The legacy of slavery is an undertone permeating discussions about race in the USA. I touched upon the juxtaposition of African immigrants arriving here voluntarily and the descendants of slave in my book, The African Piper of Harlem. Here, I delve into the topic of the African slave trade in more detail.
Pulitzer-Prize winner, Alex Haley’s fictionalized memoir, Roots, sparked an ongoing conversation about American slavery. A portion of the book contained his ancestor’s journey from what is now Gambia to slavery in America. Long before LeVar Burton became one of the best-known members of Star Trek, he impressed me with his depiction of Kunta Kinte, the ancestor, in the miniseries based on the book. Kinte’s journey was symbolically echoed in the words of a real slave and kidnap victim, Olauda Equiano’s account of his Atlantic crossing:
“The stench of the hold while we were on the coast was so intolerably loathsome that it was dangerous to remain there for any time, and some of us had been permitted to stay on the deck for the fresh air,”
When faced with such imagery, it is hard to remember that, once upon a time the whole world participated in slavery. While the degree of participation differed from society to society, Prof. Salahu contends that the trans-Sahara African slave trade during the seventh century was dominated by Arabs. The second phase, involving the crossing of the Atlantic Ocean, was “pioneered” by the Portuguese, joined in later centuries by western European nations such as Great Britain, France, Italy, and the Netherlands.
In Martin Meredith’s book, The Fortunes of Africa, he describes Portuguese, Dutch, French, and English ships making regular calls along the “Slave Coast (including the lagoon ports of Popo, Ouidah, Offrah, and Lagos),” eager to collect their human cargoes. Trade was lucrative on both the outward bound and return journeys for the merchants. They would set out with metalware, beads, brandy, and firearms. When they returned to Europe and the Americas, the ships would be laden with sugar, tobacco, rum, and slaves.

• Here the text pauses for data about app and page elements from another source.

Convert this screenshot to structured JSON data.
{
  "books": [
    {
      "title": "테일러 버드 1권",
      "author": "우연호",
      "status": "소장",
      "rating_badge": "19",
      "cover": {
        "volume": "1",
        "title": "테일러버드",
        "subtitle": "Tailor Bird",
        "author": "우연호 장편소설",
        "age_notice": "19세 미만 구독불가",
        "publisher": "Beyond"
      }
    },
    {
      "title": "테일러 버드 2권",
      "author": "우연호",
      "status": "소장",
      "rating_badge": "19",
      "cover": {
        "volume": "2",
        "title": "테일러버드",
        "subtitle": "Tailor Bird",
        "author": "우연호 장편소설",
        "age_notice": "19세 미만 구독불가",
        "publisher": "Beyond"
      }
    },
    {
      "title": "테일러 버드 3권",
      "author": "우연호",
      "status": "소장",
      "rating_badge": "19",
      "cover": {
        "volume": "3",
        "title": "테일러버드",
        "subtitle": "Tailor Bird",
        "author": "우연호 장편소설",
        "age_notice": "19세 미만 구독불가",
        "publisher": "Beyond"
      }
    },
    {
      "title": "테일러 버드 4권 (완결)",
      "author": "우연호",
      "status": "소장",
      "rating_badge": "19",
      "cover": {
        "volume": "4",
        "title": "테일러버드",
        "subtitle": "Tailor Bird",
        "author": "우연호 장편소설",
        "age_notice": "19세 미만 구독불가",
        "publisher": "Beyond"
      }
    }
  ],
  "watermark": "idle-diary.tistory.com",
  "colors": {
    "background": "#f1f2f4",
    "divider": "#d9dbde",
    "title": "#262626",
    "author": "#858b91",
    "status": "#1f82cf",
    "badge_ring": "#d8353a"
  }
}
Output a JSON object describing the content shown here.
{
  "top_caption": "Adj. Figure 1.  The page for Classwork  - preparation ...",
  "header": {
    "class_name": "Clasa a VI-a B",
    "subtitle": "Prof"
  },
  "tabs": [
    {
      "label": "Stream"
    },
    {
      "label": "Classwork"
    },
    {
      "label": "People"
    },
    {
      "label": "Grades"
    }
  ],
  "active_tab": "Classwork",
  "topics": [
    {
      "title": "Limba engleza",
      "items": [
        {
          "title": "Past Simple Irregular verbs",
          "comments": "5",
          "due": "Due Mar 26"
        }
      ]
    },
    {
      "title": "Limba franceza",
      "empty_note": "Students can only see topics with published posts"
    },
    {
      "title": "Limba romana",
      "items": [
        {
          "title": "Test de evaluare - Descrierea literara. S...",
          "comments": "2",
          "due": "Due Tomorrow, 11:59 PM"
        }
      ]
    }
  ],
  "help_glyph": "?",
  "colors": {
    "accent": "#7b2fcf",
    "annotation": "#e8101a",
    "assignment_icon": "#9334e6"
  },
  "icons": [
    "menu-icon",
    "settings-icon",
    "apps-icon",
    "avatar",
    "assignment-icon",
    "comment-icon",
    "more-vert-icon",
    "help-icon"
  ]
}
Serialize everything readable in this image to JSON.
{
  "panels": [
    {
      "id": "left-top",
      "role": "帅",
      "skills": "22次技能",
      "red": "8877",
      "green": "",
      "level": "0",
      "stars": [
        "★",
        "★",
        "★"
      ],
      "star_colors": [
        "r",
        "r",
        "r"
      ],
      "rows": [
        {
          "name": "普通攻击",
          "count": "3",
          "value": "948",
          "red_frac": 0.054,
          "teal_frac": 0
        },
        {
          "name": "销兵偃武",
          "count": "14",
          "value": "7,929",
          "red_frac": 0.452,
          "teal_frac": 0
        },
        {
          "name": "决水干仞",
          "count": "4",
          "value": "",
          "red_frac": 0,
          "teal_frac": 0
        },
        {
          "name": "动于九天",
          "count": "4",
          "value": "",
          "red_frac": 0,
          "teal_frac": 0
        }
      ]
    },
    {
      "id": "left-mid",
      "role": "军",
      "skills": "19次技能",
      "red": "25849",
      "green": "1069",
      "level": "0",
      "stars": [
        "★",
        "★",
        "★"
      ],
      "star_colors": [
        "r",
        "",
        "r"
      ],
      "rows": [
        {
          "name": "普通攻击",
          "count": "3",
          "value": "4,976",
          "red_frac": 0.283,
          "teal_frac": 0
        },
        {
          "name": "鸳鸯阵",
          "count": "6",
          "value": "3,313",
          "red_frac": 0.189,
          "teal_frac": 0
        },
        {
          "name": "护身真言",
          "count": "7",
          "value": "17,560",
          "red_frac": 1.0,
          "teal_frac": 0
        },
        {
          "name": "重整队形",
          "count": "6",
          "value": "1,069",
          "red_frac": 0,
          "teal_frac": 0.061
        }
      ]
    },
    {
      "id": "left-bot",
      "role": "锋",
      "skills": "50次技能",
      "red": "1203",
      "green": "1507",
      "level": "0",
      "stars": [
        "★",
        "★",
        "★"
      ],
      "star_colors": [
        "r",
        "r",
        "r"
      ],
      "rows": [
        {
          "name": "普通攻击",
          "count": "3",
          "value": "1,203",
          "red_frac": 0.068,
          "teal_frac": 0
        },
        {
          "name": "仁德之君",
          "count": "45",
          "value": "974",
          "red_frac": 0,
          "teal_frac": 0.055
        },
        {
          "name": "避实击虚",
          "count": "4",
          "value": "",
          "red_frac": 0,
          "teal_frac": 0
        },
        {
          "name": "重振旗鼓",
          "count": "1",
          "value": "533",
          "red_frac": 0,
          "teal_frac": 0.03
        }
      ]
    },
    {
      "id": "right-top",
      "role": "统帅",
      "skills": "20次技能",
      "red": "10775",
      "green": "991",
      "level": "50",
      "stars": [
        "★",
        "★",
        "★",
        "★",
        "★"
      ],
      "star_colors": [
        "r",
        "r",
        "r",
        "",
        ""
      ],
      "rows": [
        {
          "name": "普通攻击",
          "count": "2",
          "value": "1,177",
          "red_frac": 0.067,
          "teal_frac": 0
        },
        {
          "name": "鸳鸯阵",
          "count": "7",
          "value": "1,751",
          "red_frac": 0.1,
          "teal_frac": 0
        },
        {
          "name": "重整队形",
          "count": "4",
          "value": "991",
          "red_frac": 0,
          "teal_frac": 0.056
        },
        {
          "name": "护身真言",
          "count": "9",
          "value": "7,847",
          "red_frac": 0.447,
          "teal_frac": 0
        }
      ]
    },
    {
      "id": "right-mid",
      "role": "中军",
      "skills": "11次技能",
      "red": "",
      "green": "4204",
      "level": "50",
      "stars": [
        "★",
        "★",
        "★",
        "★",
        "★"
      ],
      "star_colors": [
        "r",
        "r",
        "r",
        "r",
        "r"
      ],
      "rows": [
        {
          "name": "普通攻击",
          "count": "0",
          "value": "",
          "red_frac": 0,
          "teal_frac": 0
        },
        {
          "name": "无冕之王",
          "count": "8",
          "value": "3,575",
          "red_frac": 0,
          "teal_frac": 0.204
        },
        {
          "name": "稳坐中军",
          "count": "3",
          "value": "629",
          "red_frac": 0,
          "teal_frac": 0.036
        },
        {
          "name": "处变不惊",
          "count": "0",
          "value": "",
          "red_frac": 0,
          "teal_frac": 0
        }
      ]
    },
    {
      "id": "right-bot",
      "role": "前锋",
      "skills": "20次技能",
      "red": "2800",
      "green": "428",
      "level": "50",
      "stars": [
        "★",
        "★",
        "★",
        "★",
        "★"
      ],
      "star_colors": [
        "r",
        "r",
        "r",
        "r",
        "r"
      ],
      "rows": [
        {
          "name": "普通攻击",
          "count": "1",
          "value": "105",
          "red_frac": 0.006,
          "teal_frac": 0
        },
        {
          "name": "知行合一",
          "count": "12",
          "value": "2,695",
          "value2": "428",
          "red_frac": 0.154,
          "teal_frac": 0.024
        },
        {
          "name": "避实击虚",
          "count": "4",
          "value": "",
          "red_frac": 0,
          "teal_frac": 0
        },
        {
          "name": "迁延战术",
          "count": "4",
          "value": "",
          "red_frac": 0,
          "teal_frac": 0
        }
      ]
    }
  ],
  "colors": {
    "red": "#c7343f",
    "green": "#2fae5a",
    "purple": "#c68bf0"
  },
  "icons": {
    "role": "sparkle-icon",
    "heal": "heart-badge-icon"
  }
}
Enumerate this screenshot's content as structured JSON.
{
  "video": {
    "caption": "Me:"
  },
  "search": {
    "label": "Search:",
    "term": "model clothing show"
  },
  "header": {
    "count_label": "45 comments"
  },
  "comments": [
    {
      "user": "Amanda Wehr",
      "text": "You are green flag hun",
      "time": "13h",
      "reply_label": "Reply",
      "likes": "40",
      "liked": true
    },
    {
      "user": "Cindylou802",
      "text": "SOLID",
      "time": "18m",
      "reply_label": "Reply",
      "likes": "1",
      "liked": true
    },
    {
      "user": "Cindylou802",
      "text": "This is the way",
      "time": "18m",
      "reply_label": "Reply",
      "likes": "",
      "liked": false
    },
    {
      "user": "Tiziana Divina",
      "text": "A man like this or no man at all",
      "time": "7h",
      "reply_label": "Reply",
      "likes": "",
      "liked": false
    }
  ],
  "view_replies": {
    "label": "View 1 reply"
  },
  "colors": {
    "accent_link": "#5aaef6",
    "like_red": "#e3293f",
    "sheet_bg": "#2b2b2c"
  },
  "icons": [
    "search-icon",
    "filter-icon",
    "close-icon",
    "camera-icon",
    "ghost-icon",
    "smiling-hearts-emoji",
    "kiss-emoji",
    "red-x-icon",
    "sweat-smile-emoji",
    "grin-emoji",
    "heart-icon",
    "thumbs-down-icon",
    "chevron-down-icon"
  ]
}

The Niger Delta was one of the major sources for the more than a million slaves dispatched from Africa during the eighteenth century. Depending on the needs of their clientele, African merchants would travel farther inland to collect more humans at riverside markets. These slaves were typically war captives, condemned criminals, kidnap victims, or political prisoners. However, sometimes family members would sell their kin to settle debts or to procure food in times of famine. African rulers would typically barter with the merchants e.g., Meredith tells the story of one king to have required thirteen bars of iron for men and ten bars of iron for women.
But the passage of time can bring repentance, at least for some people. Madam Efunroye Tinubu (1810 -1887), a powerful Nigerian woman who partnered with the British to trade African slaves, later became an advocate for abolition when she realized the torture and suffering endured by slaves. Because of her influence, many traditional rulers ended the practice of Africans selling other Africans to the Europeans. A statue to Madam Tinubu stands in Lagos and the Independence Square in the same city was later renamed the Tinubu square.
1. Salahu, M.L. Slave Factor in the Development of Bida Emirate: 1857-1900. Afr. Res. Rev. 11(3): 13-22 (2017)